Work required: Reproduce the entries exactly, but keep the pictures out of the copy.

Data extracts:

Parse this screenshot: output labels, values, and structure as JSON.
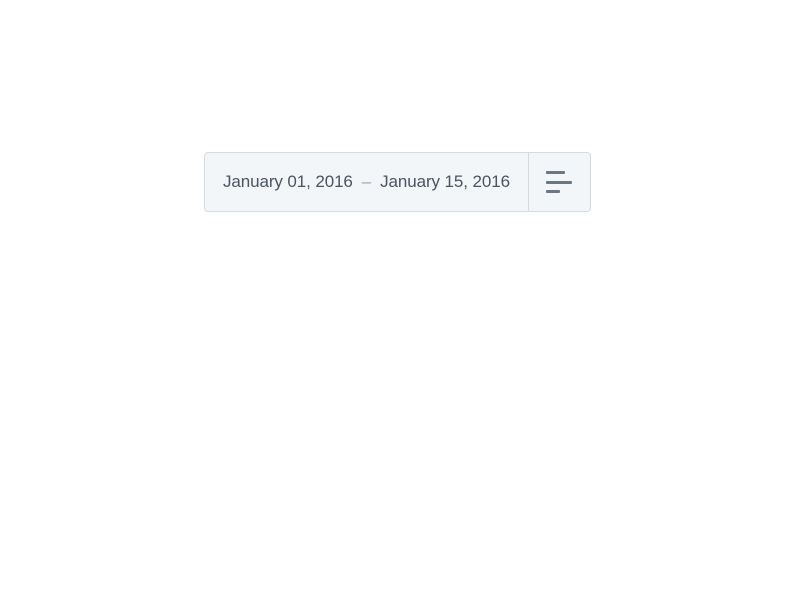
{
  "dateRange": {
    "start": "January 01, 2016",
    "separator": "–",
    "end": "January 15, 2016"
  }
}
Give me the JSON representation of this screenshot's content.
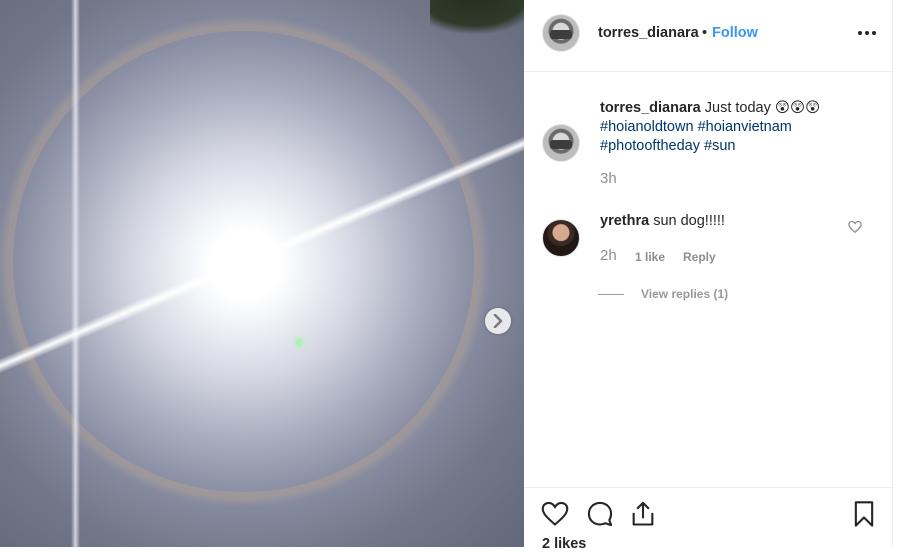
{
  "post": {
    "username": "torres_dianara",
    "separator": "•",
    "follow_label": "Follow",
    "more_icon": "more-icon",
    "next_icon": "chevron-right-icon"
  },
  "caption": {
    "username": "torres_dianara",
    "text": "Just today 😲😲😲",
    "hashtags": [
      "#hoianoldtown",
      "#hoianvietnam",
      "#photooftheday",
      "#sun"
    ],
    "time": "3h"
  },
  "comment": {
    "username": "yrethra",
    "text": "sun dog!!!!!",
    "time": "2h",
    "likes": "1 like",
    "reply_label": "Reply",
    "view_replies": "View replies (1)"
  },
  "actions": {
    "like_icon": "heart-icon",
    "comment_icon": "comment-icon",
    "share_icon": "share-icon",
    "save_icon": "bookmark-icon",
    "likes_count": "2 likes"
  },
  "colors": {
    "link": "#3897f0",
    "hashtag": "#003569",
    "text": "#262626",
    "muted": "#8e8e8e"
  }
}
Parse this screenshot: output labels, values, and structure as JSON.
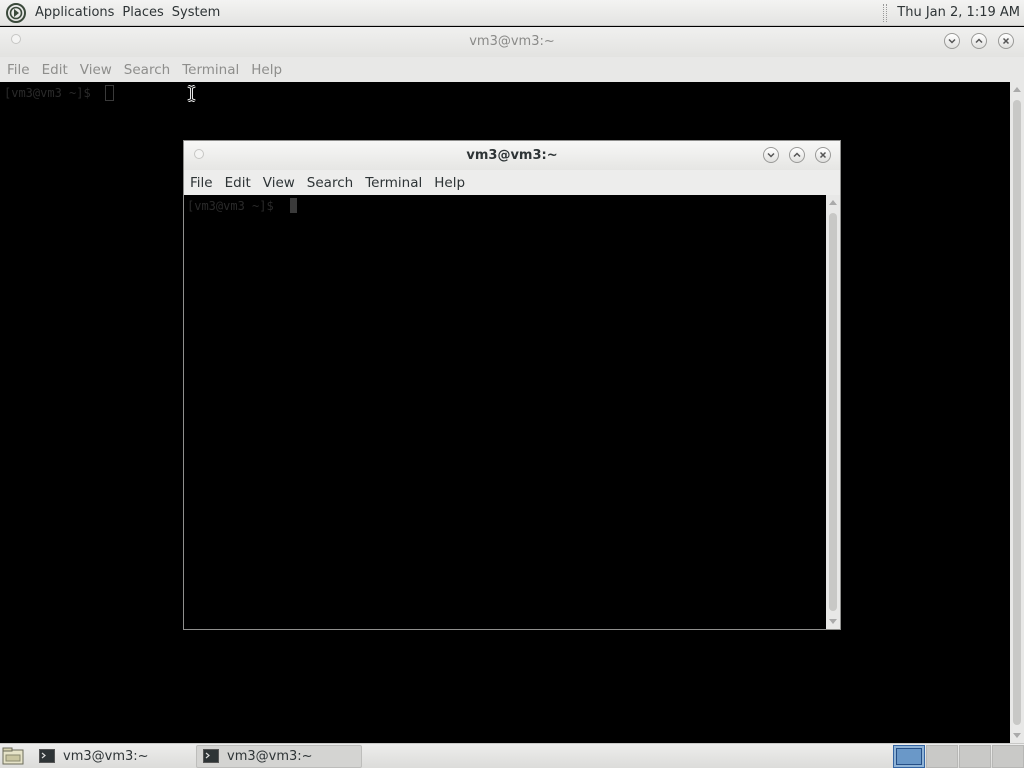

The answer:
Parse this screenshot: output labels, values, and structure as JSON.
{
  "dateRange": {
    "start": "January 01, 2016",
    "separator": "–",
    "end": "January 15, 2016"
  }
}
Give me the JSON representation of this screenshot's content.
{
  "post": {
    "username": "torres_dianara",
    "separator": "•",
    "follow_label": "Follow",
    "more_icon": "more-icon",
    "next_icon": "chevron-right-icon"
  },
  "caption": {
    "username": "torres_dianara",
    "text": "Just today 😲😲😲",
    "hashtags": [
      "#hoianoldtown",
      "#hoianvietnam",
      "#photooftheday",
      "#sun"
    ],
    "time": "3h"
  },
  "comment": {
    "username": "yrethra",
    "text": "sun dog!!!!!",
    "time": "2h",
    "likes": "1 like",
    "reply_label": "Reply",
    "view_replies": "View replies (1)"
  },
  "actions": {
    "like_icon": "heart-icon",
    "comment_icon": "comment-icon",
    "share_icon": "share-icon",
    "save_icon": "bookmark-icon",
    "likes_count": "2 likes"
  },
  "colors": {
    "link": "#3897f0",
    "hashtag": "#003569",
    "text": "#262626",
    "muted": "#8e8e8e"
  }
}
Parse this screenshot: output labels, values, and structure as JSON.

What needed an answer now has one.